- SpartanNash plans to consolidate its fleet of supermarkets under four banners as it looks to sharpen its value proposition with shoppers and consumers, the company revealed during its inaugural investor day last Wednesday.
- Going forward, the grocery distributor and wholesaler will operate all of its stores under its Family Fare, Supermercado, Martin’s and D&W banners, Chief Strategy and Information Officer Masiar Tayebi said.
- The banner consolidation is among a series of steps SpartanNash has announced in recent months as it looks to demonstrate to investors that it is on firm financial footing and positioned for growth.
SpartanNash’s management team decided that culling its current portfolio of 10 supermarket banners down to four would be in the best interest of its shareholders, Tayebi said.
The company’s plans call for Family Fare to comprise SpartanNash’s mass market stores, while upmarket stores will fall under the Martin’s and D&W names and ethnic stores will sport the Supermercado brand, he said.
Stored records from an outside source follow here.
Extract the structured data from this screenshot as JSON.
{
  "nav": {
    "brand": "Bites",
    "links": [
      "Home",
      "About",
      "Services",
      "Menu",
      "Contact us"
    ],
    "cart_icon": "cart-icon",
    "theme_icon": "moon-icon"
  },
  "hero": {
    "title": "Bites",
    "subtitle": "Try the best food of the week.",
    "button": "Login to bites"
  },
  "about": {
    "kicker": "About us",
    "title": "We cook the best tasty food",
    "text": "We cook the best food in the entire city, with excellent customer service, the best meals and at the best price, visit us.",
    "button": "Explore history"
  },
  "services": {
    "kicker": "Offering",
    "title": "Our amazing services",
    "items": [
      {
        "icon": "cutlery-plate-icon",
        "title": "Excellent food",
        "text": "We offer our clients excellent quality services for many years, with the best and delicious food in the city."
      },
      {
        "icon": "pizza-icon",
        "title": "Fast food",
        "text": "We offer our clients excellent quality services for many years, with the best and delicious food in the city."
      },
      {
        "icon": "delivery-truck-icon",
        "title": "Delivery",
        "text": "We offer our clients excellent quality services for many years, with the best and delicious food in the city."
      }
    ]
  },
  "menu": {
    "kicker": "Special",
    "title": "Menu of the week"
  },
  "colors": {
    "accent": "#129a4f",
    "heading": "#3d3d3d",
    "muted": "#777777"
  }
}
The company, which currently runs 147 supermarkets in Indiana, Iowa, Michigan, Minnesota, Nebraska, North Dakota, Ohio, South Dakota and Wisconsin, has already changed the names of some stores, and plans to continue the rebranding process during the coming year, CEO Tony Sarsam said.
“We’ve made acquisitions of [stores] at great relevance in their community, and we kept the banners in many cases, and we see that we have now something we can actually pull together in terms of a really advertisable benefit for our core banners,” Sarsam said.
SpartanNash Chief Financial Officer Jason Monaco said the company’s effort to sharpen its branding strategy are connected with its strategy to better serve shoppers, noting that SpartanNash is also working to upgrade many of its stores.
“We're going to continue to upgrade the experience. That's going to range from big projects and small, and that will link together with the banner consolidation, so we get a terrific customer experience … and deliver the right return on invested capital,” Monaco said.
SpartanNash has been trying to draw attention to steps it has taken to improve its financial performance. The company, which fought off an effort by a group of activist investors to remake its board of directors earlier this year, has seen its stock price triple since early 2020.
Last week, SpartanNash said it expects revenue for 2022 to come in at a higher level than it had previously forecast. The company is scheduled to release its third-quarter results on Wednesday.
SpartanNash acquired Shop-N-Save, a chain of three family-owned supermarkets in Michigan, in June. In October, the company sold four food production and distribution facilities to Provender Partners, a real estate investment company that focuses on food-related properties.
SpartanNash also plans to increase its private label penetration by more than 20% and add more than 1,000 new products to its own brands to its assortment by 2025, Tayebi said during SpartanNash’s presentation to investors.